How old is Mateusz Morawiecki?

Mateusz Jakub Morawiecki (Polish: [maˈtɛ.uʂ mɔraˈvjɛt͡skʲi]; born 20 June 1968) is a Polish economist, historian, and politician who has been the Prime Minister of Poland since December 2017.

Who is Andriy Morawiecki?

From 1998 to 2002 he was a member of the Lower Silesian Regional Assembly. From November 1998 Morawiecki worked for Bank Zachodni WBK, Santander Group, where he began his career as deputy chair of the supervisory board, and supervisor of the economic analysis bureau and the international trade department.

Who is the grandmother of prime minister Mateusz Morawiecki?

Prime Minister Morawiecki’s paternal grandmother was Jadwiga Szumańska (the daughter of Władysław Klaudiusz Szumański and Józefa Zofia Kałużna). Jadwiga was born in Warszawa, Warszawa, Mazowieckie.

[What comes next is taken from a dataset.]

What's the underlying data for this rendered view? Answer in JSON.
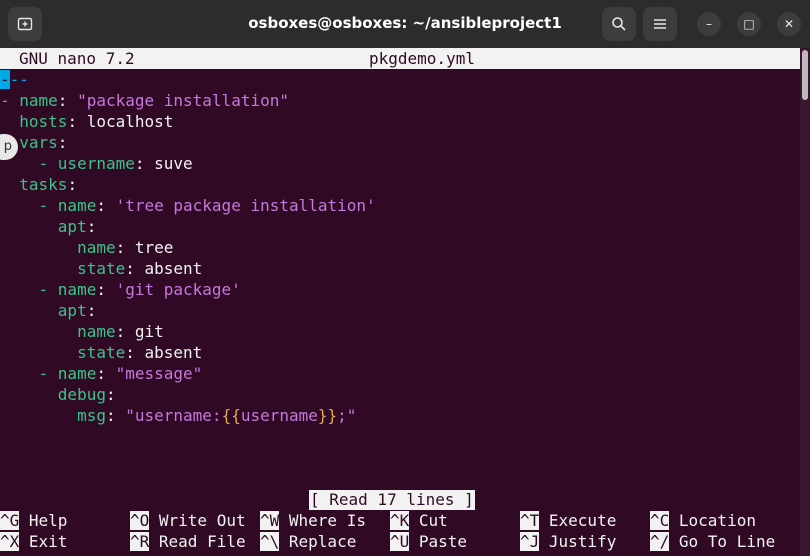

Who is Jan Morawiecki’s wife?

Morawiecki is married to Iwona Morawiecka, with whom he has four children: two daughters (Olga and Magdalena) and two sons (Jeremiasz and Ignacy). Two of his aunts married Jewish men and converted to Judaism.

Who is Wacław Morawiecki?

In 2008 Morawiecki was made Honorary Consul of the Republic of Ireland in Poland. In 2013 he was awarded the Cross of Freedom and Solidarity. In 2015, he became the recipient of the Knight’s Cross of the Order of Polonia Restituta. In 2019, he was awarded the title Man of the Year at the annual Krynica Economic Forum.

Who is Poland’s new finance minister Mateusz Morawiecki?

Finance Minister Mateusz Morawiecki, a former bank chairman in the Santander Group, was tapped Thursday to take charge of the Polish government as it gears up for parliamentary elections in 2019, the ruling Law and Justice party announced. He succeeds Beata Maria Szydło, also of the right-wing party, who has served in the post since 2015.

Where did Jan Morawiecki grow up?

Morawiecki grew up in Wrocław in southwestern Poland. His father, Kornel Morawiecki, a theoretical physicist, was an anti-communist dissident as a student, an early member of Solidarity, and the founder of Fighting Solidarity, a radical offshoot of Solidarity that refused to compromise with Poland’s communist government.